• What the task requires: Word for word, restate each of the entries below, and drop every picture.

****************

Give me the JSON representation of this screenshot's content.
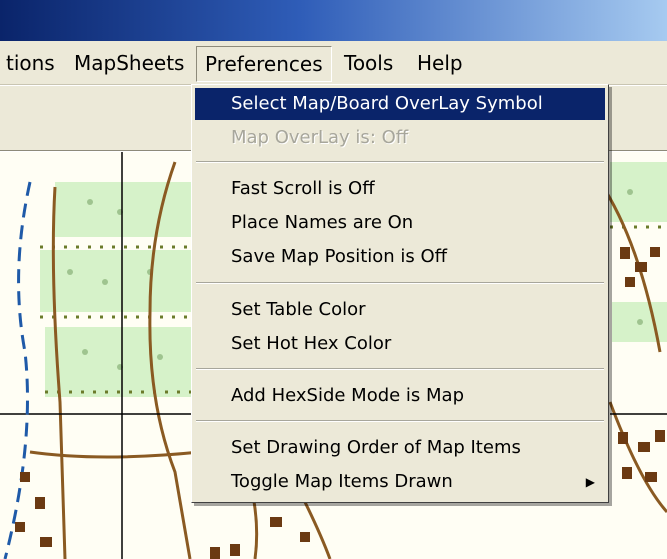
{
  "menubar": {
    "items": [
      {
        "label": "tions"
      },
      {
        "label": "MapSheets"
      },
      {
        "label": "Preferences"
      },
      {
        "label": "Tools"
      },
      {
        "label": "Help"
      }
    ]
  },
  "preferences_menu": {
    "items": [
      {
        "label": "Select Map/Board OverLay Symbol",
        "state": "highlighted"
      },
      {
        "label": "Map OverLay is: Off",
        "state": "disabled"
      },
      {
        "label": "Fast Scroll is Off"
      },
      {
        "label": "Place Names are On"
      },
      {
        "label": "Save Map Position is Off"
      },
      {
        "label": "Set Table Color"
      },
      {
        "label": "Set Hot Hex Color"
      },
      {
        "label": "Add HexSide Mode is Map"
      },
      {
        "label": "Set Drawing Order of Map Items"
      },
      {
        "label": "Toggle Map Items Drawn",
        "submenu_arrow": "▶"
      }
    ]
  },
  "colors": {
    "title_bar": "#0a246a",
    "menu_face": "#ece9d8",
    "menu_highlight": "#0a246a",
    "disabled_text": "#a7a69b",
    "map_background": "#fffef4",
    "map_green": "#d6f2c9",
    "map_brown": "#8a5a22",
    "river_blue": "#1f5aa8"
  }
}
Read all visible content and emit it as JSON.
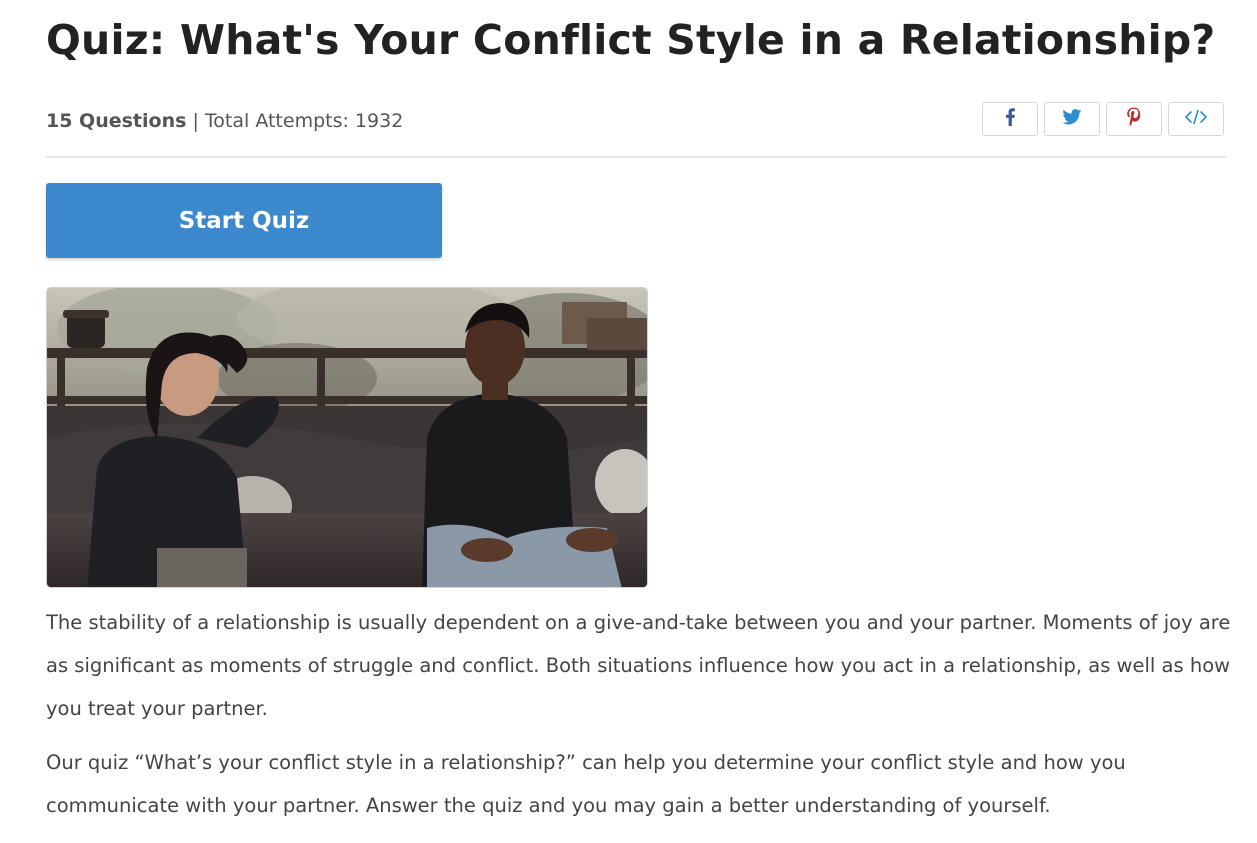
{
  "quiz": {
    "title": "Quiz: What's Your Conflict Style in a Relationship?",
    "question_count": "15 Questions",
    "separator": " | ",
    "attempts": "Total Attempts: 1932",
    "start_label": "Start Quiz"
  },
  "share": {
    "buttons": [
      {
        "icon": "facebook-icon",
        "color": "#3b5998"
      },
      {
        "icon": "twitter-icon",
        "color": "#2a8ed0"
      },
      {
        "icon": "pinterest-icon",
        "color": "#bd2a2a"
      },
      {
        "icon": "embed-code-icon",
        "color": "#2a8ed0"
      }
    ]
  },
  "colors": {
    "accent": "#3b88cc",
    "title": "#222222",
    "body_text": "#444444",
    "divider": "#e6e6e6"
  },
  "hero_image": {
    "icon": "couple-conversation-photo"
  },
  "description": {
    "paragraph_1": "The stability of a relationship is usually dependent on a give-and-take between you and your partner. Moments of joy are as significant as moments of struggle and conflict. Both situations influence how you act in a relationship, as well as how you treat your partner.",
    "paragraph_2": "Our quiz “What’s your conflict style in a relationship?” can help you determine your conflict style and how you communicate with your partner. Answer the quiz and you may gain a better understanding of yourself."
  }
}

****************

• Written answer:
Give me the JSON representation of this screenshot's content.
{
  "menubar": {
    "items": [
      {
        "label": "tions"
      },
      {
        "label": "MapSheets"
      },
      {
        "label": "Preferences"
      },
      {
        "label": "Tools"
      },
      {
        "label": "Help"
      }
    ]
  },
  "preferences_menu": {
    "items": [
      {
        "label": "Select Map/Board OverLay Symbol",
        "state": "highlighted"
      },
      {
        "label": "Map OverLay is: Off",
        "state": "disabled"
      },
      {
        "label": "Fast Scroll is Off"
      },
      {
        "label": "Place Names are On"
      },
      {
        "label": "Save Map Position is Off"
      },
      {
        "label": "Set Table Color"
      },
      {
        "label": "Set Hot Hex Color"
      },
      {
        "label": "Add HexSide Mode is Map"
      },
      {
        "label": "Set Drawing Order of Map Items"
      },
      {
        "label": "Toggle Map Items Drawn",
        "submenu_arrow": "▶"
      }
    ]
  },
  "colors": {
    "title_bar": "#0a246a",
    "menu_face": "#ece9d8",
    "menu_highlight": "#0a246a",
    "disabled_text": "#a7a69b",
    "map_background": "#fffef4",
    "map_green": "#d6f2c9",
    "map_brown": "#8a5a22",
    "river_blue": "#1f5aa8"
  }
}
Read all visible content and emit it as JSON.
{
  "quiz": {
    "title": "Quiz: What's Your Conflict Style in a Relationship?",
    "question_count": "15 Questions",
    "separator": " | ",
    "attempts": "Total Attempts: 1932",
    "start_label": "Start Quiz"
  },
  "share": {
    "buttons": [
      {
        "icon": "facebook-icon",
        "color": "#3b5998"
      },
      {
        "icon": "twitter-icon",
        "color": "#2a8ed0"
      },
      {
        "icon": "pinterest-icon",
        "color": "#bd2a2a"
      },
      {
        "icon": "embed-code-icon",
        "color": "#2a8ed0"
      }
    ]
  },
  "colors": {
    "accent": "#3b88cc",
    "title": "#222222",
    "body_text": "#444444",
    "divider": "#e6e6e6"
  },
  "hero_image": {
    "icon": "couple-conversation-photo"
  },
  "description": {
    "paragraph_1": "The stability of a relationship is usually dependent on a give-and-take between you and your partner. Moments of joy are as significant as moments of struggle and conflict. Both situations influence how you act in a relationship, as well as how you treat your partner.",
    "paragraph_2": "Our quiz “What’s your conflict style in a relationship?” can help you determine your conflict style and how you communicate with your partner. Answer the quiz and you may gain a better understanding of yourself."
  }
}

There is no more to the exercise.